PROMPT: Repeat the records exactly, so that each line matches the original.

SOURCE MATERIAL:
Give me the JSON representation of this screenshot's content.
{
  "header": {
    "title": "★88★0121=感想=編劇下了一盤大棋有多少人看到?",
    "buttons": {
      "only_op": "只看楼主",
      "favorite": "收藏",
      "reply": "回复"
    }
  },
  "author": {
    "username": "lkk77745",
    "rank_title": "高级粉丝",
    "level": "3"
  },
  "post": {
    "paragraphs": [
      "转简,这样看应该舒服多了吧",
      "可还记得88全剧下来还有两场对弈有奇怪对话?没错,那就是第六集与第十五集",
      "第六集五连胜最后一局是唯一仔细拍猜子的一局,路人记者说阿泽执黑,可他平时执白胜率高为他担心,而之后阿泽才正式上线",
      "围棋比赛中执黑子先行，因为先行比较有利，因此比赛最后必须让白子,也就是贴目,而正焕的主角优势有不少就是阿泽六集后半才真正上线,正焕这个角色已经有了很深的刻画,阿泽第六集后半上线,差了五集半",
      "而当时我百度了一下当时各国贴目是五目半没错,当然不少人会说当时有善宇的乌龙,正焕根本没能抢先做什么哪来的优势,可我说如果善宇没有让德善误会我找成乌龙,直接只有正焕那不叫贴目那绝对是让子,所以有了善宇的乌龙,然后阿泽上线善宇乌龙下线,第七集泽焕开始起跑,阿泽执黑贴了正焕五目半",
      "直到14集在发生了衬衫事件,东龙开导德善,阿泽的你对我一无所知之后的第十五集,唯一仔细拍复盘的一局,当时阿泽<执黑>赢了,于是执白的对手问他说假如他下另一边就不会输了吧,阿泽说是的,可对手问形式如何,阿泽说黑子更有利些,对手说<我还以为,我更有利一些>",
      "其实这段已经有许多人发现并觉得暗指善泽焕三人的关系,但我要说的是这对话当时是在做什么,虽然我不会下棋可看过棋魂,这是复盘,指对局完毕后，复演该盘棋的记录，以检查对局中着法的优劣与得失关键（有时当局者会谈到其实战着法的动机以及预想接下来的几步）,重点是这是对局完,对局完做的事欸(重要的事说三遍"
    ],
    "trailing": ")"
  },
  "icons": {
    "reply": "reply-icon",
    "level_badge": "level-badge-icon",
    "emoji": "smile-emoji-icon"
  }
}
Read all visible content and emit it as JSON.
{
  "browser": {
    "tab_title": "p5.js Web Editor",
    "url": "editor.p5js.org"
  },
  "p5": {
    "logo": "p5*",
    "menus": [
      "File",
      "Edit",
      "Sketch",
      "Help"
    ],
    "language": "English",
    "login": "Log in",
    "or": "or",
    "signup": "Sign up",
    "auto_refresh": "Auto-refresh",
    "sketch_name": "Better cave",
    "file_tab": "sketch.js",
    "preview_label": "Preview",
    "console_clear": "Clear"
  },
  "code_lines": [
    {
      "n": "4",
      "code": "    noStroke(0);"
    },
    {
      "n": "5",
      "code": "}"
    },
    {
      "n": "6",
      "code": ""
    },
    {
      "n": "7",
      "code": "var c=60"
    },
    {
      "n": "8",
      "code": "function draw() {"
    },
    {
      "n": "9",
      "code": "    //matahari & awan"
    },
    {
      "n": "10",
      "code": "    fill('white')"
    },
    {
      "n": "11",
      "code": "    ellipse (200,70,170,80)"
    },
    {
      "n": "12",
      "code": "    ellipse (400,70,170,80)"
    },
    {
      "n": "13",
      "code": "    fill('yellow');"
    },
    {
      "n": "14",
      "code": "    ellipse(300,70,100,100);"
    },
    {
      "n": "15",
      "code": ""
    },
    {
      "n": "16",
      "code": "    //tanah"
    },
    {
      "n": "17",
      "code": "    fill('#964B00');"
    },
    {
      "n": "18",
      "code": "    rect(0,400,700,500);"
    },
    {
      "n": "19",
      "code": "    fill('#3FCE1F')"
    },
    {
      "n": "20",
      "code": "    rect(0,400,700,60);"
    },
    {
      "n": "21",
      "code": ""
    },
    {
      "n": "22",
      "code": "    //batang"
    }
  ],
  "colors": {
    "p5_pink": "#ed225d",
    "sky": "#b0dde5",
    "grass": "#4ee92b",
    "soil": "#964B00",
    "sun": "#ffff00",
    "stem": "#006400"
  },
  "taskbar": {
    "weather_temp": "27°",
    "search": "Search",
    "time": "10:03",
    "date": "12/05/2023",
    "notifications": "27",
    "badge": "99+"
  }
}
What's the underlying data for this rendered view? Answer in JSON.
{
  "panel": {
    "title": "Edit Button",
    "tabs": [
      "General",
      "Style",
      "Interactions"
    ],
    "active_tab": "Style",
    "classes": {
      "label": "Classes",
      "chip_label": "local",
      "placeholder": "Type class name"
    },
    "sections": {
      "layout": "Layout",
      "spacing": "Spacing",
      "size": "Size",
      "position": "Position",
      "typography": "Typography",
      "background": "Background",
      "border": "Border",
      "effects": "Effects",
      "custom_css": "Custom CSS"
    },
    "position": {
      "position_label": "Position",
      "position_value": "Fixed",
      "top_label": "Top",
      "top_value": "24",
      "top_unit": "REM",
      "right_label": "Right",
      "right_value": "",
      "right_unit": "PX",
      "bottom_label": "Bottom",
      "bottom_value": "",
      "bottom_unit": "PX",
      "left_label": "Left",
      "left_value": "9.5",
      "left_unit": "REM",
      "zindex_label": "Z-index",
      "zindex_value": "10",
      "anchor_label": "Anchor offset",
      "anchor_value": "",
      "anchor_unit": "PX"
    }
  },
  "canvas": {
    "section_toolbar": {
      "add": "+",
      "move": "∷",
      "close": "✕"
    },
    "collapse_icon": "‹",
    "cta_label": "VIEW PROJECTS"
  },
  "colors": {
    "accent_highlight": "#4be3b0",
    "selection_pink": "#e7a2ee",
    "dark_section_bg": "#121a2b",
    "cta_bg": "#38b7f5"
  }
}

RESULT:
Give me the JSON representation of this screenshot's content.
{
  "header": {
    "title": "★88★0121=感想=編劇下了一盤大棋有多少人看到?",
    "buttons": {
      "only_op": "只看楼主",
      "favorite": "收藏",
      "reply": "回复"
    }
  },
  "author": {
    "username": "lkk77745",
    "rank_title": "高级粉丝",
    "level": "3"
  },
  "post": {
    "paragraphs": [
      "转简,这样看应该舒服多了吧",
      "可还记得88全剧下来还有两场对弈有奇怪对话?没错,那就是第六集与第十五集",
      "第六集五连胜最后一局是唯一仔细拍猜子的一局,路人记者说阿泽执黑,可他平时执白胜率高为他担心,而之后阿泽才正式上线",
      "围棋比赛中执黑子先行，因为先行比较有利，因此比赛最后必须让白子,也就是贴目,而正焕的主角优势有不少就是阿泽六集后半才真正上线,正焕这个角色已经有了很深的刻画,阿泽第六集后半上线,差了五集半",
      "而当时我百度了一下当时各国贴目是五目半没错,当然不少人会说当时有善宇的乌龙,正焕根本没能抢先做什么哪来的优势,可我说如果善宇没有让德善误会我找成乌龙,直接只有正焕那不叫贴目那绝对是让子,所以有了善宇的乌龙,然后阿泽上线善宇乌龙下线,第七集泽焕开始起跑,阿泽执黑贴了正焕五目半",
      "直到14集在发生了衬衫事件,东龙开导德善,阿泽的你对我一无所知之后的第十五集,唯一仔细拍复盘的一局,当时阿泽<执黑>赢了,于是执白的对手问他说假如他下另一边就不会输了吧,阿泽说是的,可对手问形式如何,阿泽说黑子更有利些,对手说<我还以为,我更有利一些>",
      "其实这段已经有许多人发现并觉得暗指善泽焕三人的关系,但我要说的是这对话当时是在做什么,虽然我不会下棋可看过棋魂,这是复盘,指对局完毕后，复演该盘棋的记录，以检查对局中着法的优劣与得失关键（有时当局者会谈到其实战着法的动机以及预想接下来的几步）,重点是这是对局完,对局完做的事欸(重要的事说三遍"
    ],
    "trailing": ")"
  },
  "icons": {
    "reply": "reply-icon",
    "level_badge": "level-badge-icon",
    "emoji": "smile-emoji-icon"
  }
}
Read all visible content and emit it as JSON.
{
  "browser": {
    "tab_title": "p5.js Web Editor",
    "url": "editor.p5js.org"
  },
  "p5": {
    "logo": "p5*",
    "menus": [
      "File",
      "Edit",
      "Sketch",
      "Help"
    ],
    "language": "English",
    "login": "Log in",
    "or": "or",
    "signup": "Sign up",
    "auto_refresh": "Auto-refresh",
    "sketch_name": "Better cave",
    "file_tab": "sketch.js",
    "preview_label": "Preview",
    "console_clear": "Clear"
  },
  "code_lines": [
    {
      "n": "4",
      "code": "    noStroke(0);"
    },
    {
      "n": "5",
      "code": "}"
    },
    {
      "n": "6",
      "code": ""
    },
    {
      "n": "7",
      "code": "var c=60"
    },
    {
      "n": "8",
      "code": "function draw() {"
    },
    {
      "n": "9",
      "code": "    //matahari & awan"
    },
    {
      "n": "10",
      "code": "    fill('white')"
    },
    {
      "n": "11",
      "code": "    ellipse (200,70,170,80)"
    },
    {
      "n": "12",
      "code": "    ellipse (400,70,170,80)"
    },
    {
      "n": "13",
      "code": "    fill('yellow');"
    },
    {
      "n": "14",
      "code": "    ellipse(300,70,100,100);"
    },
    {
      "n": "15",
      "code": ""
    },
    {
      "n": "16",
      "code": "    //tanah"
    },
    {
      "n": "17",
      "code": "    fill('#964B00');"
    },
    {
      "n": "18",
      "code": "    rect(0,400,700,500);"
    },
    {
      "n": "19",
      "code": "    fill('#3FCE1F')"
    },
    {
      "n": "20",
      "code": "    rect(0,400,700,60);"
    },
    {
      "n": "21",
      "code": ""
    },
    {
      "n": "22",
      "code": "    //batang"
    }
  ],
  "colors": {
    "p5_pink": "#ed225d",
    "sky": "#b0dde5",
    "grass": "#4ee92b",
    "soil": "#964B00",
    "sun": "#ffff00",
    "stem": "#006400"
  },
  "taskbar": {
    "weather_temp": "27°",
    "search": "Search",
    "time": "10:03",
    "date": "12/05/2023",
    "notifications": "27",
    "badge": "99+"
  }
}
What's the underlying data for this rendered view? Answer in JSON.
{
  "panel": {
    "title": "Edit Button",
    "tabs": [
      "General",
      "Style",
      "Interactions"
    ],
    "active_tab": "Style",
    "classes": {
      "label": "Classes",
      "chip_label": "local",
      "placeholder": "Type class name"
    },
    "sections": {
      "layout": "Layout",
      "spacing": "Spacing",
      "size": "Size",
      "position": "Position",
      "typography": "Typography",
      "background": "Background",
      "border": "Border",
      "effects": "Effects",
      "custom_css": "Custom CSS"
    },
    "position": {
      "position_label": "Position",
      "position_value": "Fixed",
      "top_label": "Top",
      "top_value": "24",
      "top_unit": "REM",
      "right_label": "Right",
      "right_value": "",
      "right_unit": "PX",
      "bottom_label": "Bottom",
      "bottom_value": "",
      "bottom_unit": "PX",
      "left_label": "Left",
      "left_value": "9.5",
      "left_unit": "REM",
      "zindex_label": "Z-index",
      "zindex_value": "10",
      "anchor_label": "Anchor offset",
      "anchor_value": "",
      "anchor_unit": "PX"
    }
  },
  "canvas": {
    "section_toolbar": {
      "add": "+",
      "move": "∷",
      "close": "✕"
    },
    "collapse_icon": "‹",
    "cta_label": "VIEW PROJECTS"
  },
  "colors": {
    "accent_highlight": "#4be3b0",
    "selection_pink": "#e7a2ee",
    "dark_section_bg": "#121a2b",
    "cta_bg": "#38b7f5"
  }
}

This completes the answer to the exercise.